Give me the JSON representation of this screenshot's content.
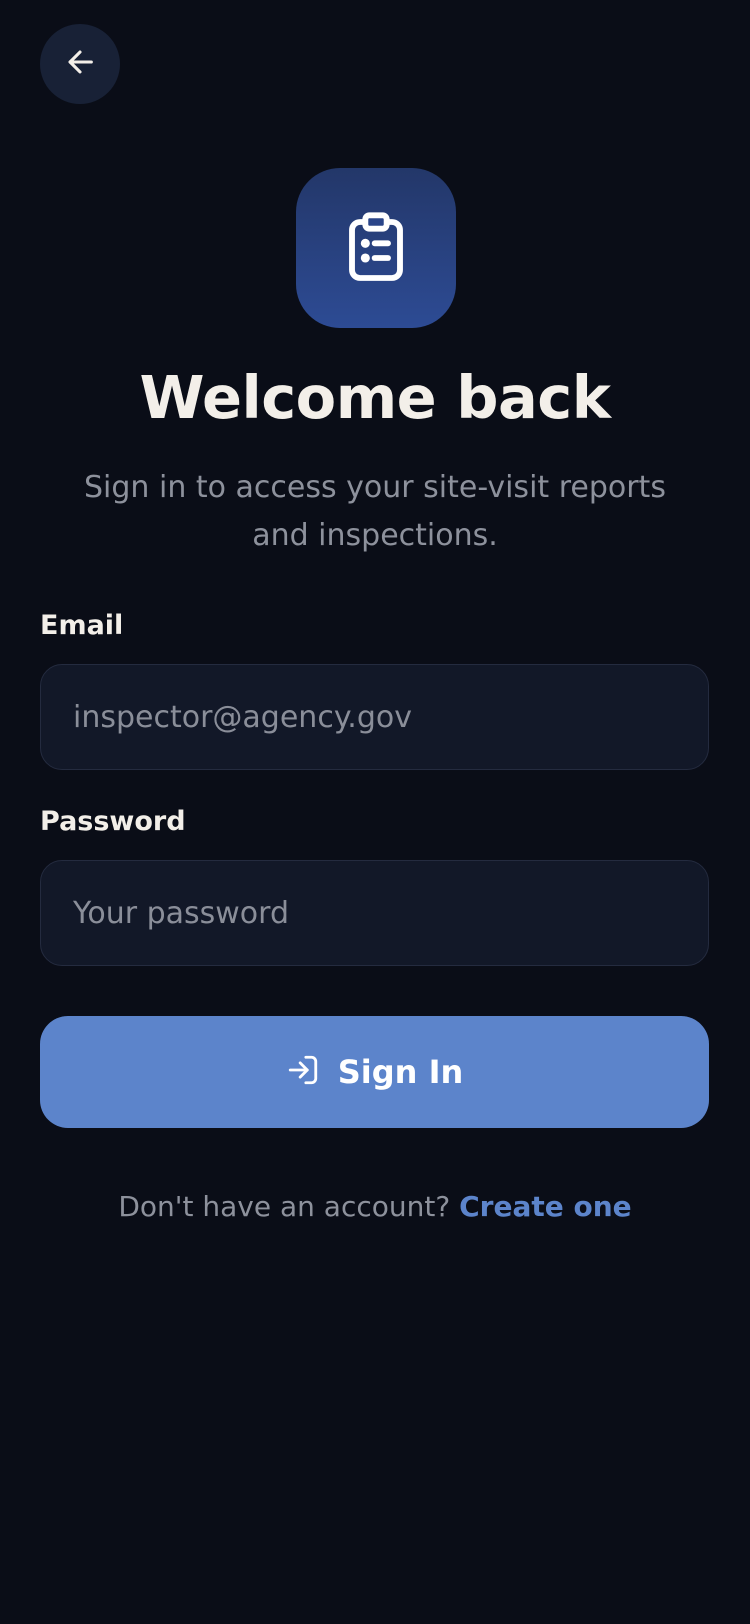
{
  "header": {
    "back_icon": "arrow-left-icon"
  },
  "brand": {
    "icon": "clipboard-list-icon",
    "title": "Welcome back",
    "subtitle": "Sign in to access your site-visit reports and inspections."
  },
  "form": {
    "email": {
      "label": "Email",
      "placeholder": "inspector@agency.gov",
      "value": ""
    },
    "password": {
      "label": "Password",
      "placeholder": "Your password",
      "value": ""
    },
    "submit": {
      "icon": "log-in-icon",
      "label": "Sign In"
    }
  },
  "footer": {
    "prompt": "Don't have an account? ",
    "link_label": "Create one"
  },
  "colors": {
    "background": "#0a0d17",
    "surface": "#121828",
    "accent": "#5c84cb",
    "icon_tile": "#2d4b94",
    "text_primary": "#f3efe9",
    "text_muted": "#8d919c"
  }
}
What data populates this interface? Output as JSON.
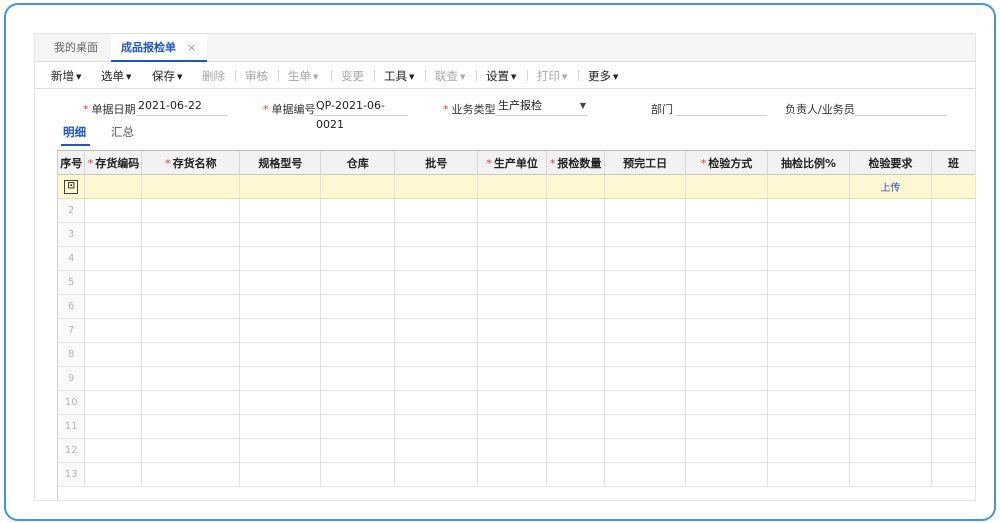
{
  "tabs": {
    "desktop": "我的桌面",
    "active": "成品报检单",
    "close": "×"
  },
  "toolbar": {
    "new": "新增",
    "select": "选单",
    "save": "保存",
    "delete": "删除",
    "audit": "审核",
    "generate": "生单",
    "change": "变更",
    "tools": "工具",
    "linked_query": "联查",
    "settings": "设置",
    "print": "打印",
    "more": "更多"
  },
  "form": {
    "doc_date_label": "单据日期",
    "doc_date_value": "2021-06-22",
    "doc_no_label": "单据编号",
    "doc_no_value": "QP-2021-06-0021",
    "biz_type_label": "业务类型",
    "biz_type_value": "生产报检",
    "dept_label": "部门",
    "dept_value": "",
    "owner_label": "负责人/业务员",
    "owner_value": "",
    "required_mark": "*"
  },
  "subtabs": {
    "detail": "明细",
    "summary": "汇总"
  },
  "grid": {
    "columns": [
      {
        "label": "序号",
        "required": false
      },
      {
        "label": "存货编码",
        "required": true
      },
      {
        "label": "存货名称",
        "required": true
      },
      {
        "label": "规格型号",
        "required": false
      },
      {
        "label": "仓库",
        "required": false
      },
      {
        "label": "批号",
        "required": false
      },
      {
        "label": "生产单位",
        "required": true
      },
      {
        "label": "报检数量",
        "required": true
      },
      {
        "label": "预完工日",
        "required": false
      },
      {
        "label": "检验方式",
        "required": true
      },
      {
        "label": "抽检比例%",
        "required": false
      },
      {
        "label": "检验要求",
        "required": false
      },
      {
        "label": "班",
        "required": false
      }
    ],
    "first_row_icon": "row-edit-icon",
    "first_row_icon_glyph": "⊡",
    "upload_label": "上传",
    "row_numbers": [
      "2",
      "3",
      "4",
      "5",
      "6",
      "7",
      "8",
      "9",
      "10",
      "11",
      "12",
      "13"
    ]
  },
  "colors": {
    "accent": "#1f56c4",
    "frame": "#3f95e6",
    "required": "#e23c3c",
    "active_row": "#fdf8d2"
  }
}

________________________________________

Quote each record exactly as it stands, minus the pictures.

Give me the JSON representation of this screenshot's content.
{
  "header": {
    "back_icon": "arrow-left-icon"
  },
  "brand": {
    "icon": "clipboard-list-icon",
    "title": "Welcome back",
    "subtitle": "Sign in to access your site-visit reports and inspections."
  },
  "form": {
    "email": {
      "label": "Email",
      "placeholder": "inspector@agency.gov",
      "value": ""
    },
    "password": {
      "label": "Password",
      "placeholder": "Your password",
      "value": ""
    },
    "submit": {
      "icon": "log-in-icon",
      "label": "Sign In"
    }
  },
  "footer": {
    "prompt": "Don't have an account? ",
    "link_label": "Create one"
  },
  "colors": {
    "background": "#0a0d17",
    "surface": "#121828",
    "accent": "#5c84cb",
    "icon_tile": "#2d4b94",
    "text_primary": "#f3efe9",
    "text_muted": "#8d919c"
  }
}
What data populates this interface? Output as JSON.
{
  "tabs": {
    "desktop": "我的桌面",
    "active": "成品报检单",
    "close": "×"
  },
  "toolbar": {
    "new": "新增",
    "select": "选单",
    "save": "保存",
    "delete": "删除",
    "audit": "审核",
    "generate": "生单",
    "change": "变更",
    "tools": "工具",
    "linked_query": "联查",
    "settings": "设置",
    "print": "打印",
    "more": "更多"
  },
  "form": {
    "doc_date_label": "单据日期",
    "doc_date_value": "2021-06-22",
    "doc_no_label": "单据编号",
    "doc_no_value": "QP-2021-06-0021",
    "biz_type_label": "业务类型",
    "biz_type_value": "生产报检",
    "dept_label": "部门",
    "dept_value": "",
    "owner_label": "负责人/业务员",
    "owner_value": "",
    "required_mark": "*"
  },
  "subtabs": {
    "detail": "明细",
    "summary": "汇总"
  },
  "grid": {
    "columns": [
      {
        "label": "序号",
        "required": false
      },
      {
        "label": "存货编码",
        "required": true
      },
      {
        "label": "存货名称",
        "required": true
      },
      {
        "label": "规格型号",
        "required": false
      },
      {
        "label": "仓库",
        "required": false
      },
      {
        "label": "批号",
        "required": false
      },
      {
        "label": "生产单位",
        "required": true
      },
      {
        "label": "报检数量",
        "required": true
      },
      {
        "label": "预完工日",
        "required": false
      },
      {
        "label": "检验方式",
        "required": true
      },
      {
        "label": "抽检比例%",
        "required": false
      },
      {
        "label": "检验要求",
        "required": false
      },
      {
        "label": "班",
        "required": false
      }
    ],
    "first_row_icon": "row-edit-icon",
    "first_row_icon_glyph": "⊡",
    "upload_label": "上传",
    "row_numbers": [
      "2",
      "3",
      "4",
      "5",
      "6",
      "7",
      "8",
      "9",
      "10",
      "11",
      "12",
      "13"
    ]
  },
  "colors": {
    "accent": "#1f56c4",
    "frame": "#3f95e6",
    "required": "#e23c3c",
    "active_row": "#fdf8d2"
  }
}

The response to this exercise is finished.